(Extracted information begins)
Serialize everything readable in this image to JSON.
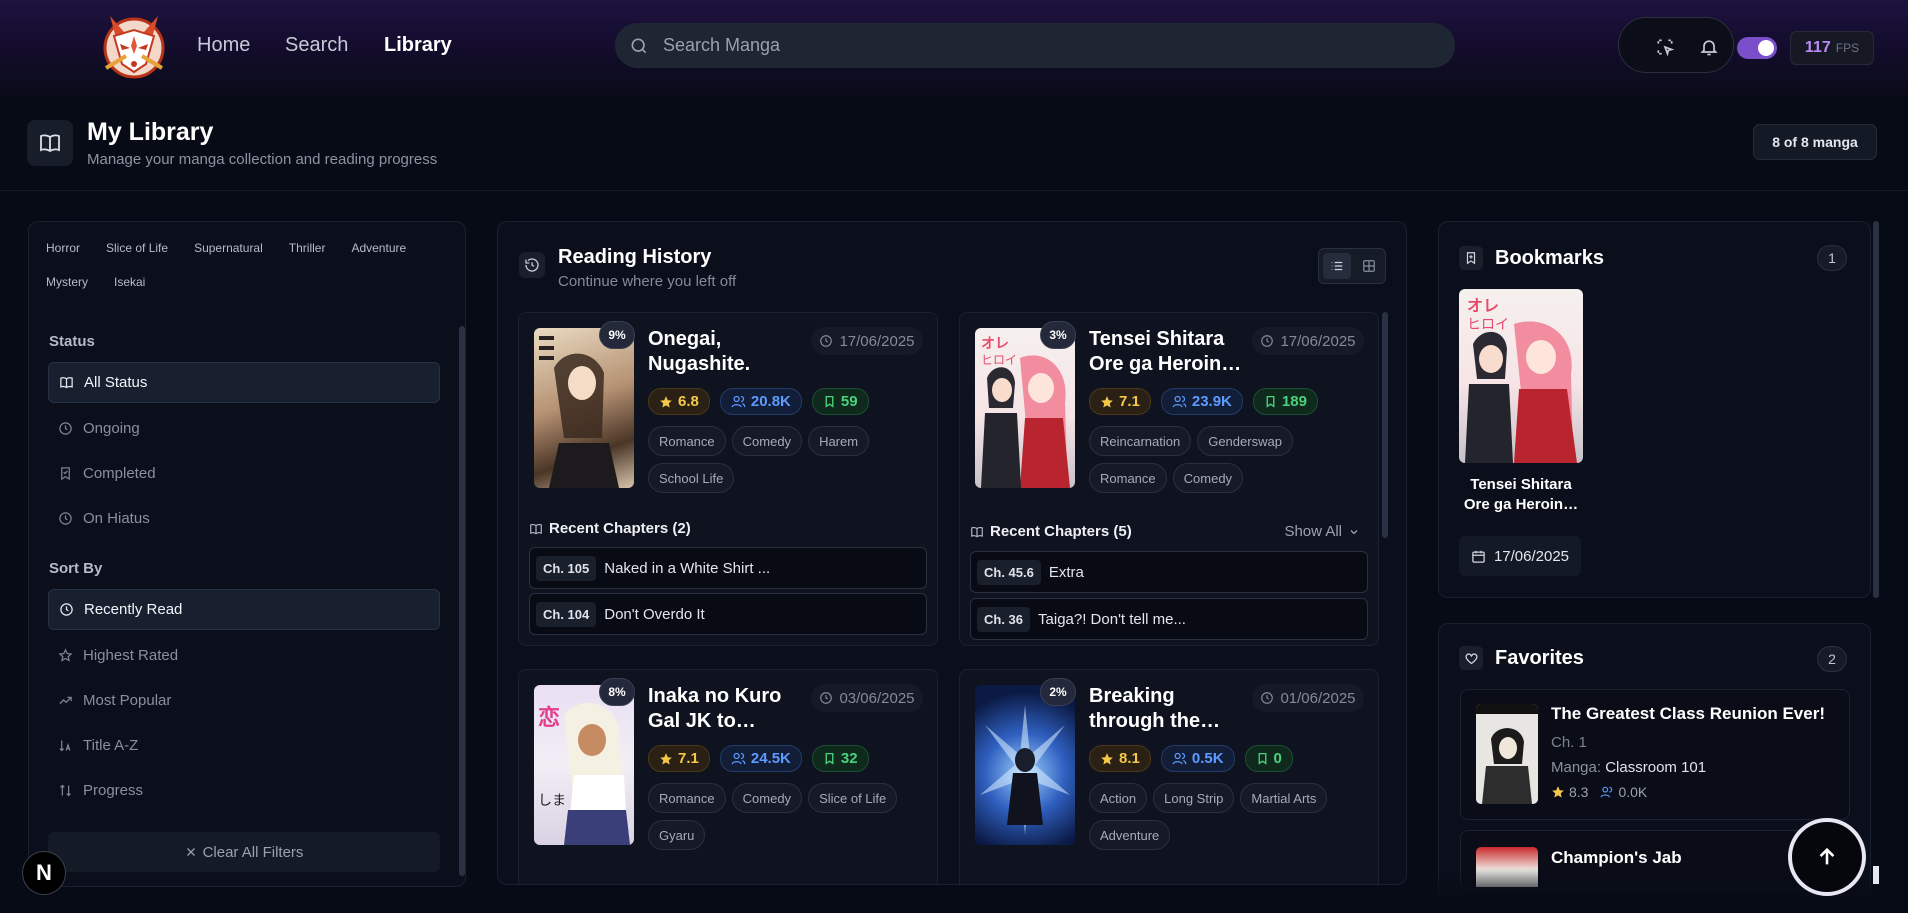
{
  "nav": {
    "items": [
      {
        "label": "Home",
        "active": false
      },
      {
        "label": "Search",
        "active": false
      },
      {
        "label": "Library",
        "active": true
      }
    ],
    "search_placeholder": "Search Manga",
    "fps_value": "117",
    "fps_label": "FPS"
  },
  "header": {
    "title": "My Library",
    "subtitle": "Manage your manga collection and reading progress",
    "count": "8 of 8 manga"
  },
  "filters": {
    "genres": [
      "Horror",
      "Slice of Life",
      "Supernatural",
      "Thriller",
      "Adventure",
      "Mystery",
      "Isekai"
    ],
    "status_heading": "Status",
    "status": [
      "All Status",
      "Ongoing",
      "Completed",
      "On Hiatus"
    ],
    "sort_heading": "Sort By",
    "sort": [
      "Recently Read",
      "Highest Rated",
      "Most Popular",
      "Title A-Z",
      "Progress"
    ],
    "clear": "Clear All Filters"
  },
  "history": {
    "title": "Reading History",
    "subtitle": "Continue where you left off",
    "recent_prefix": "Recent Chapters",
    "show_all": "Show All",
    "cards": [
      {
        "title": "Onegai, Nugashite.",
        "progress": "9%",
        "date": "17/06/2025",
        "rating": "6.8",
        "views": "20.8K",
        "bookmarks": "59",
        "tags": [
          "Romance",
          "Comedy",
          "Harem",
          "School Life"
        ],
        "recent_label": "Recent Chapters (2)",
        "chapters": [
          {
            "num": "Ch. 105",
            "title": "Naked in a White Shirt ..."
          },
          {
            "num": "Ch. 104",
            "title": "Don't Overdo It"
          }
        ]
      },
      {
        "title": "Tensei Shitara Ore ga Heroin…",
        "progress": "3%",
        "date": "17/06/2025",
        "rating": "7.1",
        "views": "23.9K",
        "bookmarks": "189",
        "tags": [
          "Reincarnation",
          "Genderswap",
          "Romance",
          "Comedy"
        ],
        "recent_label": "Recent Chapters (5)",
        "chapters": [
          {
            "num": "Ch. 45.6",
            "title": "Extra"
          },
          {
            "num": "Ch. 36",
            "title": "Taiga?! Don't tell me..."
          }
        ]
      },
      {
        "title": "Inaka no Kuro Gal JK to…",
        "progress": "8%",
        "date": "03/06/2025",
        "rating": "7.1",
        "views": "24.5K",
        "bookmarks": "32",
        "tags": [
          "Romance",
          "Comedy",
          "Slice of Life",
          "Gyaru"
        ]
      },
      {
        "title": "Breaking through the…",
        "progress": "2%",
        "date": "01/06/2025",
        "rating": "8.1",
        "views": "0.5K",
        "bookmarks": "0",
        "tags": [
          "Action",
          "Long Strip",
          "Martial Arts",
          "Adventure"
        ]
      }
    ]
  },
  "bookmarks": {
    "title": "Bookmarks",
    "count": "1",
    "item_title": "Tensei Shitara Ore ga Heroin…",
    "item_date": "17/06/2025"
  },
  "favorites": {
    "title": "Favorites",
    "count": "2",
    "items": [
      {
        "title": "The Greatest Class Reunion Ever!",
        "chapter": "Ch. 1",
        "manga_label": "Manga:",
        "manga": "Classroom 101",
        "rating": "8.3",
        "views": "0.0K"
      },
      {
        "title": "Champion's Jab"
      }
    ]
  },
  "misc": {
    "next_badge": "N"
  },
  "colors": {
    "accent": "#7a4fc9",
    "rating": "#f6c84a",
    "views": "#5c9bff",
    "bookmarks": "#4ad17e",
    "background": "#070b16"
  }
}
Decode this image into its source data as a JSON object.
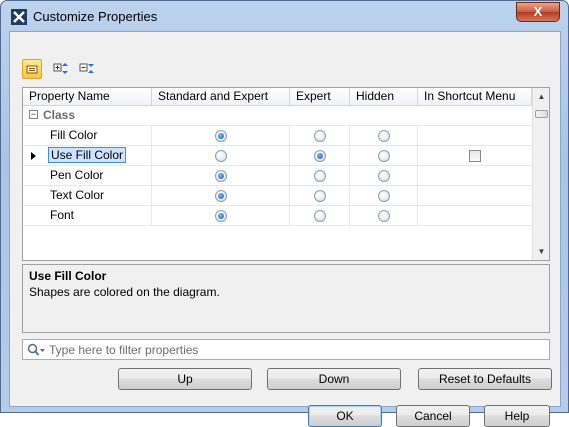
{
  "window": {
    "title": "Customize Properties",
    "close_label": "X"
  },
  "toolbar": {
    "icons": [
      "list-view-icon",
      "expand-all-icon",
      "collapse-all-icon"
    ]
  },
  "grid": {
    "columns": [
      "Property Name",
      "Standard and Expert",
      "Expert",
      "Hidden",
      "In Shortcut Menu"
    ],
    "group": {
      "label": "Class",
      "expander": "−"
    },
    "rows": [
      {
        "name": "Fill Color",
        "mode": "Standard and Expert",
        "shortcut": null,
        "selected": false
      },
      {
        "name": "Use Fill Color",
        "mode": "Expert",
        "shortcut": false,
        "selected": true
      },
      {
        "name": "Pen Color",
        "mode": "Standard and Expert",
        "shortcut": null,
        "selected": false
      },
      {
        "name": "Text Color",
        "mode": "Standard and Expert",
        "shortcut": null,
        "selected": false
      },
      {
        "name": "Font",
        "mode": "Standard and Expert",
        "shortcut": null,
        "selected": false
      }
    ]
  },
  "description": {
    "title": "Use Fill Color",
    "text": "Shapes are colored on the diagram."
  },
  "filter": {
    "placeholder": "Type here to filter properties",
    "value": ""
  },
  "buttons": {
    "up": "Up",
    "down": "Down",
    "reset": "Reset to Defaults",
    "ok": "OK",
    "cancel": "Cancel",
    "help": "Help"
  },
  "colors": {
    "selection": "#cce4ff",
    "selection_border": "#3d8be3",
    "close": "#c75a3f",
    "active_toolbar": "#f7c54a"
  }
}
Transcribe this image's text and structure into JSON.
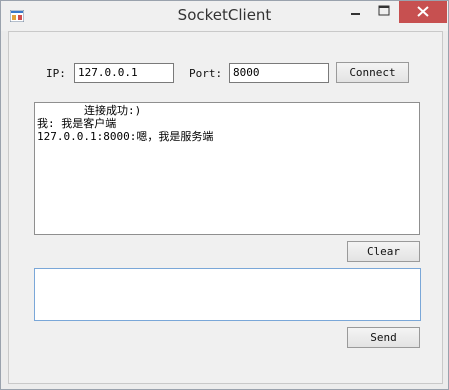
{
  "window": {
    "title": "SocketClient",
    "icon": "app-window-icon",
    "controls": {
      "minimize": "minimize-icon",
      "maximize": "maximize-icon",
      "close": "close-icon"
    },
    "close_color": "#c75050"
  },
  "connection": {
    "ip_label": "IP:",
    "ip_value": "127.0.0.1",
    "port_label": "Port:",
    "port_value": "8000",
    "connect_label": "Connect"
  },
  "log": {
    "lines": [
      "连接成功:)",
      "我: 我是客户端",
      "127.0.0.1:8000:嗯，我是服务端"
    ]
  },
  "actions": {
    "clear_label": "Clear",
    "send_label": "Send",
    "message_input_value": ""
  }
}
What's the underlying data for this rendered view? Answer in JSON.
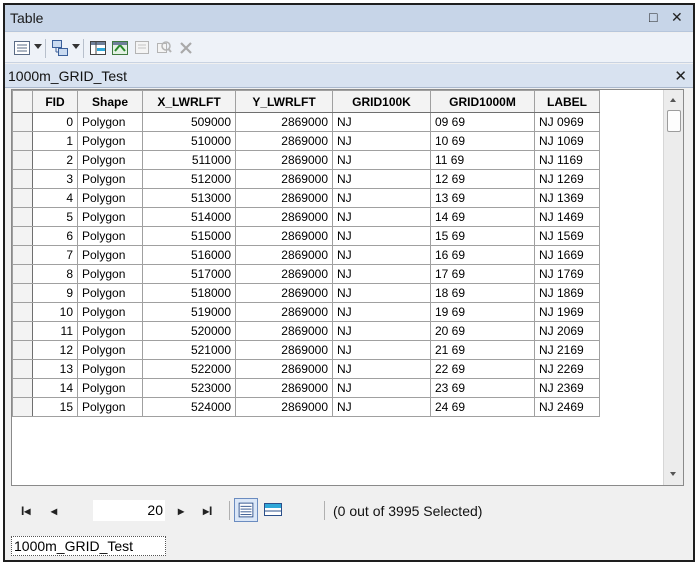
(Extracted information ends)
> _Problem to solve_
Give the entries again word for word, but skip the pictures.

> _Exercise solution_
Serialize everything readable in this image to JSON.
{
  "nav": {
    "items": [
      {
        "label": "Home",
        "active": false
      },
      {
        "label": "Search",
        "active": false
      },
      {
        "label": "Library",
        "active": true
      }
    ],
    "search_placeholder": "Search Manga",
    "fps_value": "117",
    "fps_label": "FPS"
  },
  "header": {
    "title": "My Library",
    "subtitle": "Manage your manga collection and reading progress",
    "count": "8 of 8 manga"
  },
  "filters": {
    "genres": [
      "Horror",
      "Slice of Life",
      "Supernatural",
      "Thriller",
      "Adventure",
      "Mystery",
      "Isekai"
    ],
    "status_heading": "Status",
    "status": [
      "All Status",
      "Ongoing",
      "Completed",
      "On Hiatus"
    ],
    "sort_heading": "Sort By",
    "sort": [
      "Recently Read",
      "Highest Rated",
      "Most Popular",
      "Title A-Z",
      "Progress"
    ],
    "clear": "Clear All Filters"
  },
  "history": {
    "title": "Reading History",
    "subtitle": "Continue where you left off",
    "recent_prefix": "Recent Chapters",
    "show_all": "Show All",
    "cards": [
      {
        "title": "Onegai, Nugashite.",
        "progress": "9%",
        "date": "17/06/2025",
        "rating": "6.8",
        "views": "20.8K",
        "bookmarks": "59",
        "tags": [
          "Romance",
          "Comedy",
          "Harem",
          "School Life"
        ],
        "recent_label": "Recent Chapters (2)",
        "chapters": [
          {
            "num": "Ch. 105",
            "title": "Naked in a White Shirt ..."
          },
          {
            "num": "Ch. 104",
            "title": "Don't Overdo It"
          }
        ]
      },
      {
        "title": "Tensei Shitara Ore ga Heroin…",
        "progress": "3%",
        "date": "17/06/2025",
        "rating": "7.1",
        "views": "23.9K",
        "bookmarks": "189",
        "tags": [
          "Reincarnation",
          "Genderswap",
          "Romance",
          "Comedy"
        ],
        "recent_label": "Recent Chapters (5)",
        "chapters": [
          {
            "num": "Ch. 45.6",
            "title": "Extra"
          },
          {
            "num": "Ch. 36",
            "title": "Taiga?! Don't tell me..."
          }
        ]
      },
      {
        "title": "Inaka no Kuro Gal JK to…",
        "progress": "8%",
        "date": "03/06/2025",
        "rating": "7.1",
        "views": "24.5K",
        "bookmarks": "32",
        "tags": [
          "Romance",
          "Comedy",
          "Slice of Life",
          "Gyaru"
        ]
      },
      {
        "title": "Breaking through the…",
        "progress": "2%",
        "date": "01/06/2025",
        "rating": "8.1",
        "views": "0.5K",
        "bookmarks": "0",
        "tags": [
          "Action",
          "Long Strip",
          "Martial Arts",
          "Adventure"
        ]
      }
    ]
  },
  "bookmarks": {
    "title": "Bookmarks",
    "count": "1",
    "item_title": "Tensei Shitara Ore ga Heroin…",
    "item_date": "17/06/2025"
  },
  "favorites": {
    "title": "Favorites",
    "count": "2",
    "items": [
      {
        "title": "The Greatest Class Reunion Ever!",
        "chapter": "Ch. 1",
        "manga_label": "Manga:",
        "manga": "Classroom 101",
        "rating": "8.3",
        "views": "0.0K"
      },
      {
        "title": "Champion's Jab"
      }
    ]
  },
  "misc": {
    "next_badge": "N"
  },
  "colors": {
    "accent": "#7a4fc9",
    "rating": "#f6c84a",
    "views": "#5c9bff",
    "bookmarks": "#4ad17e",
    "background": "#070b16"
  }
}
Decode this image into its source data as a JSON object.
{
  "window": {
    "title": "Customize Properties",
    "close_label": "X"
  },
  "toolbar": {
    "icons": [
      "list-view-icon",
      "expand-all-icon",
      "collapse-all-icon"
    ]
  },
  "grid": {
    "columns": [
      "Property Name",
      "Standard and Expert",
      "Expert",
      "Hidden",
      "In Shortcut Menu"
    ],
    "group": {
      "label": "Class",
      "expander": "−"
    },
    "rows": [
      {
        "name": "Fill Color",
        "mode": "Standard and Expert",
        "shortcut": null,
        "selected": false
      },
      {
        "name": "Use Fill Color",
        "mode": "Expert",
        "shortcut": false,
        "selected": true
      },
      {
        "name": "Pen Color",
        "mode": "Standard and Expert",
        "shortcut": null,
        "selected": false
      },
      {
        "name": "Text Color",
        "mode": "Standard and Expert",
        "shortcut": null,
        "selected": false
      },
      {
        "name": "Font",
        "mode": "Standard and Expert",
        "shortcut": null,
        "selected": false
      }
    ]
  },
  "description": {
    "title": "Use Fill Color",
    "text": "Shapes are colored on the diagram."
  },
  "filter": {
    "placeholder": "Type here to filter properties",
    "value": ""
  },
  "buttons": {
    "up": "Up",
    "down": "Down",
    "reset": "Reset to Defaults",
    "ok": "OK",
    "cancel": "Cancel",
    "help": "Help"
  },
  "colors": {
    "selection": "#cce4ff",
    "selection_border": "#3d8be3",
    "close": "#c75a3f",
    "active_toolbar": "#f7c54a"
  }
}
Transcribe this image's text and structure into JSON.
{
  "window": {
    "title": "SocketClient",
    "icon": "app-window-icon",
    "controls": {
      "minimize": "minimize-icon",
      "maximize": "maximize-icon",
      "close": "close-icon"
    },
    "close_color": "#c75050"
  },
  "connection": {
    "ip_label": "IP:",
    "ip_value": "127.0.0.1",
    "port_label": "Port:",
    "port_value": "8000",
    "connect_label": "Connect"
  },
  "log": {
    "lines": [
      "连接成功:)",
      "我: 我是客户端",
      "127.0.0.1:8000:嗯，我是服务端"
    ]
  },
  "actions": {
    "clear_label": "Clear",
    "send_label": "Send",
    "message_input_value": ""
  }
}
What's the underlying data for this rendered view? Answer in JSON.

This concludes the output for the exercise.